What you need to do
The pictures stay out; all of the data is to be printed exactly.

Top of Provided entries

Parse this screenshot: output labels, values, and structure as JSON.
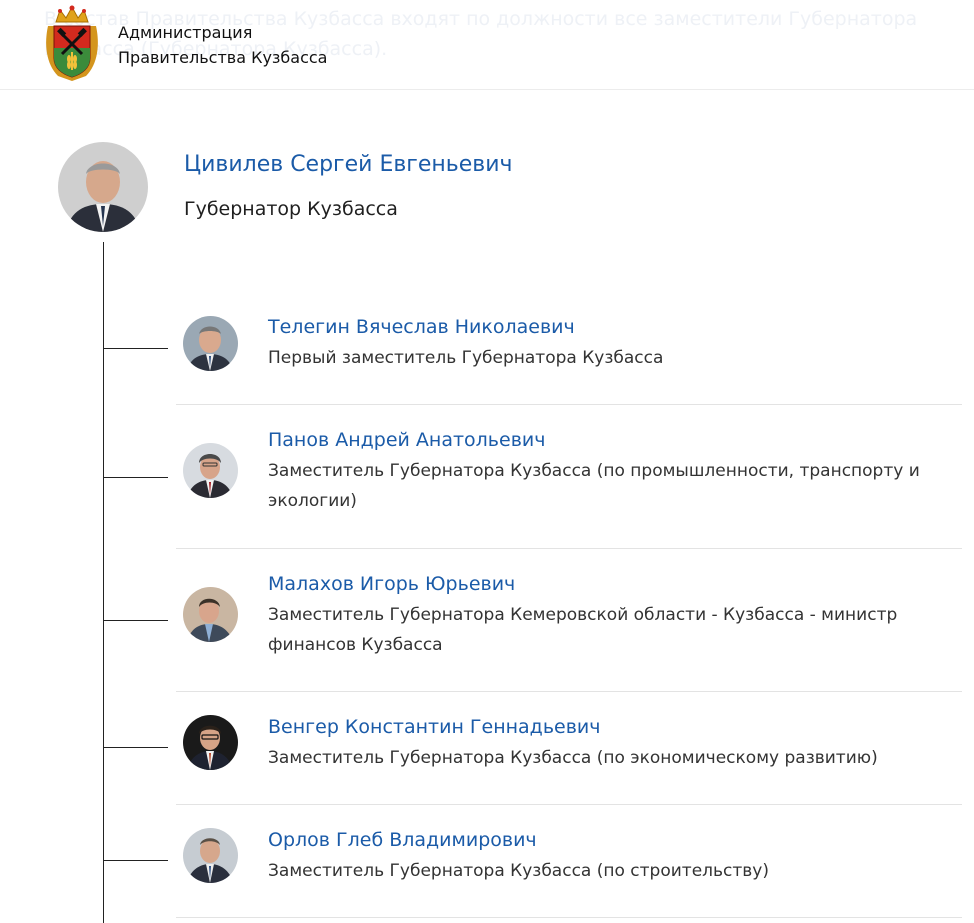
{
  "header": {
    "bg_text": "В состав Правительства Кузбасса входят по должности все заместители Губернатора Кузбасса (Губернатора Кузбасса).",
    "brand_line1": "Администрация",
    "brand_line2": "Правительства Кузбасса",
    "logo_icon": "kuzbass-coat-of-arms-icon"
  },
  "governor": {
    "name": "Цивилев Сергей Евгеньевич",
    "title": "Губернатор Кузбасса"
  },
  "members": [
    {
      "name": "Телегин Вячеслав Николаевич",
      "position": "Первый заместитель Губернатора Кузбасса"
    },
    {
      "name": "Панов Андрей Анатольевич",
      "position": "Заместитель Губернатора Кузбасса (по промышленности, транспорту и экологии)"
    },
    {
      "name": "Малахов Игорь Юрьевич",
      "position": "Заместитель Губернатора Кемеровской области - Кузбасса - министр финансов Кузбасса"
    },
    {
      "name": "Венгер Константин Геннадьевич",
      "position": "Заместитель Губернатора Кузбасса (по экономическому развитию)"
    },
    {
      "name": "Орлов Глеб Владимирович",
      "position": "Заместитель Губернатора Кузбасса (по строительству)"
    }
  ],
  "colors": {
    "link": "#1b5ba8",
    "text": "#1f1f1f",
    "divider": "#e3e3e3",
    "tree_line": "#222222"
  }
}
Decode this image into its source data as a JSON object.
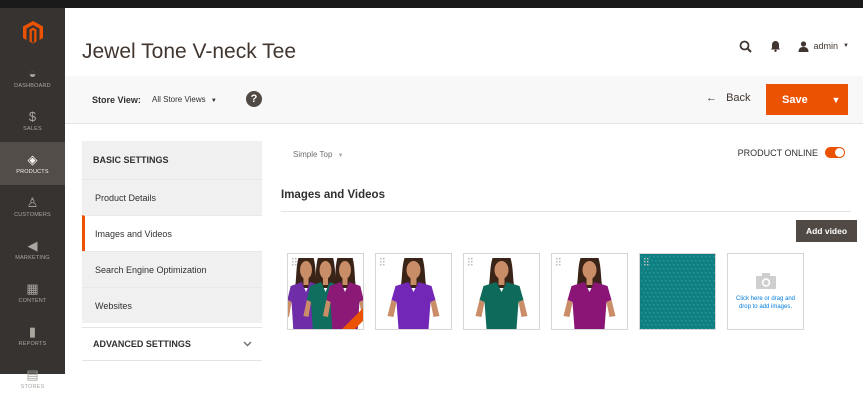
{
  "sidebar": {
    "items": [
      {
        "label": "DASHBOARD",
        "icon": "dashboard-icon",
        "glyph": "◒"
      },
      {
        "label": "SALES",
        "icon": "dollar-icon",
        "glyph": "$"
      },
      {
        "label": "PRODUCTS",
        "icon": "cube-icon",
        "glyph": "◈",
        "active": true
      },
      {
        "label": "CUSTOMERS",
        "icon": "person-icon",
        "glyph": "♙"
      },
      {
        "label": "MARKETING",
        "icon": "megaphone-icon",
        "glyph": "◀"
      },
      {
        "label": "CONTENT",
        "icon": "layout-icon",
        "glyph": "▦"
      },
      {
        "label": "REPORTS",
        "icon": "bar-chart-icon",
        "glyph": "▮"
      },
      {
        "label": "STORES",
        "icon": "store-icon",
        "glyph": "▤"
      }
    ]
  },
  "header": {
    "title": "Jewel Tone V-neck Tee",
    "user": "admin"
  },
  "toolbar": {
    "store_view_label": "Store View:",
    "store_view_value": "All Store Views",
    "back_label": "Back",
    "save_label": "Save"
  },
  "settings": {
    "basic_heading": "BASIC SETTINGS",
    "items": [
      {
        "label": "Product Details"
      },
      {
        "label": "Images and Videos",
        "active": true
      },
      {
        "label": "Search Engine Optimization"
      },
      {
        "label": "Websites"
      }
    ],
    "advanced_heading": "ADVANCED SETTINGS"
  },
  "main": {
    "attribute_set": "Simple Top",
    "product_online_label": "PRODUCT ONLINE",
    "product_online": true,
    "section_title": "Images and Videos",
    "add_video_label": "Add video",
    "upload_text": "Click here or drag and drop to add images.",
    "images": [
      {
        "name": "group-shot",
        "colors": [
          "#6f2da8",
          "#0f6e5d",
          "#8a1a76"
        ],
        "base": true
      },
      {
        "name": "purple-tee",
        "colors": [
          "#7327b7"
        ]
      },
      {
        "name": "teal-tee",
        "colors": [
          "#0e6b5c"
        ]
      },
      {
        "name": "plum-tee",
        "colors": [
          "#8b1577"
        ]
      },
      {
        "name": "teal-swatch",
        "colors": [
          "#0f7f83"
        ]
      }
    ]
  },
  "colors": {
    "accent": "#eb5202",
    "sidebar": "#373330",
    "dark_button": "#514943"
  }
}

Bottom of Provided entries

Answer to the exercise
Parse this screenshot: output labels, values, and structure as JSON.
{
  "header": {
    "bg_text": "В состав Правительства Кузбасса входят по должности все заместители Губернатора Кузбасса (Губернатора Кузбасса).",
    "brand_line1": "Администрация",
    "brand_line2": "Правительства Кузбасса",
    "logo_icon": "kuzbass-coat-of-arms-icon"
  },
  "governor": {
    "name": "Цивилев Сергей Евгеньевич",
    "title": "Губернатор Кузбасса"
  },
  "members": [
    {
      "name": "Телегин Вячеслав Николаевич",
      "position": "Первый заместитель Губернатора Кузбасса"
    },
    {
      "name": "Панов Андрей Анатольевич",
      "position": "Заместитель Губернатора Кузбасса (по промышленности, транспорту и экологии)"
    },
    {
      "name": "Малахов Игорь Юрьевич",
      "position": "Заместитель Губернатора Кемеровской области - Кузбасса - министр финансов Кузбасса"
    },
    {
      "name": "Венгер Константин Геннадьевич",
      "position": "Заместитель Губернатора Кузбасса (по экономическому развитию)"
    },
    {
      "name": "Орлов Глеб Владимирович",
      "position": "Заместитель Губернатора Кузбасса (по строительству)"
    }
  ],
  "colors": {
    "link": "#1b5ba8",
    "text": "#1f1f1f",
    "divider": "#e3e3e3",
    "tree_line": "#222222"
  }
}
Decode this image into its source data as a JSON object.
{
  "sidebar": {
    "items": [
      {
        "label": "DASHBOARD",
        "icon": "dashboard-icon",
        "glyph": "◒"
      },
      {
        "label": "SALES",
        "icon": "dollar-icon",
        "glyph": "$"
      },
      {
        "label": "PRODUCTS",
        "icon": "cube-icon",
        "glyph": "◈",
        "active": true
      },
      {
        "label": "CUSTOMERS",
        "icon": "person-icon",
        "glyph": "♙"
      },
      {
        "label": "MARKETING",
        "icon": "megaphone-icon",
        "glyph": "◀"
      },
      {
        "label": "CONTENT",
        "icon": "layout-icon",
        "glyph": "▦"
      },
      {
        "label": "REPORTS",
        "icon": "bar-chart-icon",
        "glyph": "▮"
      },
      {
        "label": "STORES",
        "icon": "store-icon",
        "glyph": "▤"
      }
    ]
  },
  "header": {
    "title": "Jewel Tone V-neck Tee",
    "user": "admin"
  },
  "toolbar": {
    "store_view_label": "Store View:",
    "store_view_value": "All Store Views",
    "back_label": "Back",
    "save_label": "Save"
  },
  "settings": {
    "basic_heading": "BASIC SETTINGS",
    "items": [
      {
        "label": "Product Details"
      },
      {
        "label": "Images and Videos",
        "active": true
      },
      {
        "label": "Search Engine Optimization"
      },
      {
        "label": "Websites"
      }
    ],
    "advanced_heading": "ADVANCED SETTINGS"
  },
  "main": {
    "attribute_set": "Simple Top",
    "product_online_label": "PRODUCT ONLINE",
    "product_online": true,
    "section_title": "Images and Videos",
    "add_video_label": "Add video",
    "upload_text": "Click here or drag and drop to add images.",
    "images": [
      {
        "name": "group-shot",
        "colors": [
          "#6f2da8",
          "#0f6e5d",
          "#8a1a76"
        ],
        "base": true
      },
      {
        "name": "purple-tee",
        "colors": [
          "#7327b7"
        ]
      },
      {
        "name": "teal-tee",
        "colors": [
          "#0e6b5c"
        ]
      },
      {
        "name": "plum-tee",
        "colors": [
          "#8b1577"
        ]
      },
      {
        "name": "teal-swatch",
        "colors": [
          "#0f7f83"
        ]
      }
    ]
  },
  "colors": {
    "accent": "#eb5202",
    "sidebar": "#373330",
    "dark_button": "#514943"
  }
}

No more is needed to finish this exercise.